It is a wise decision for every adult in Florida to have a well-written and thoroughly prepared last will and testament in case they face sudden death. A will gives instructions to one’s living representatives to distribute their wealth and assets according to their wishes.
For a legal will to be formally accepted, it must fulfill the following requirements:
For the will to be effective, it must be proved valid in court. It is best to contact a will attorney in Florida to ensure that all the appropriate rules and conditions are fulfilled in one’s will. A person doesn’t have to be sick or injured to prepare their will. Death can come unexpectedly and anyone who has accumulated assets and has dependents should make sure they have a legally approved will ready just in case.
A person can choose anyone who qualifies under the law to be their representative (executor) of their will.

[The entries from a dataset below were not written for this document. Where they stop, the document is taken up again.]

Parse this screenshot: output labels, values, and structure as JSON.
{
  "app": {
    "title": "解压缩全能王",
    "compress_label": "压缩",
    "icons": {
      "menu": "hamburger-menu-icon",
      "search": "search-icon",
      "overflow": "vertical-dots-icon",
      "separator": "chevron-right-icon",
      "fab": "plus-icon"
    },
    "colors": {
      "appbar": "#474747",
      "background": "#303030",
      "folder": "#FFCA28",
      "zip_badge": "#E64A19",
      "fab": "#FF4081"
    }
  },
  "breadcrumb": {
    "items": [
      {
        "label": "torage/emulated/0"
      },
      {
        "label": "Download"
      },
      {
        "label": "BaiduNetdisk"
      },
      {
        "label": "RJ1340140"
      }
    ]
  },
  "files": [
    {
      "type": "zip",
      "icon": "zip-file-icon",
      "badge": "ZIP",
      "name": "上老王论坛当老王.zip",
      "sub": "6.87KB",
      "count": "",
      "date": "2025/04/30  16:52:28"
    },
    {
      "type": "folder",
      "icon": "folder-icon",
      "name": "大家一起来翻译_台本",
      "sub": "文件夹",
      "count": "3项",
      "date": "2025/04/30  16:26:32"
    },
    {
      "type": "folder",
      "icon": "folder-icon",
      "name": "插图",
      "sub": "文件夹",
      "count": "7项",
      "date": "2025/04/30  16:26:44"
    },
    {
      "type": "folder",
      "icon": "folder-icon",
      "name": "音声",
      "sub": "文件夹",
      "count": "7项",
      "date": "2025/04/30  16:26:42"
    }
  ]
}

The personal representative will be responsible for managing the estate and it can be done by either a company, bank, or individual.
In the will, a person can include:
Instructions to distribute the estate to family members or others
Instructions to sell real estate and other assets
Gifts of charity
The decision of who bears tax burdens
Instructions of how minors and dependents should be taken care of
If a person dies without a will then the property will be distributed to the heirs with a formula decided by the law, or through the inheritance statute. The only case in which one’s property goes to the state is if there are absolutely no heirs to inherit the wealth.
Drafting a will that corresponds with government policy can be tricky and that is why a person should make sure they get a legal representative to help them with the process. The last thing anyone wants is to have their wealth distributed the wrong way after they die. Through creating a will that is legally approved, a person can make sure all their assets are divided in the way they feel is necessary. If a person does not have any heirs then it is even more important that they have a will that explains who exactly they would like to give their assets to because if they fail to do so, all of one’s assets go back to the state and the state gets to decide what to do with it.
Though it may seem morbid to draft out a will while one is still healthy and young, it is the wisest decision to take for one’s peace of mind and for the security of one’s dependents.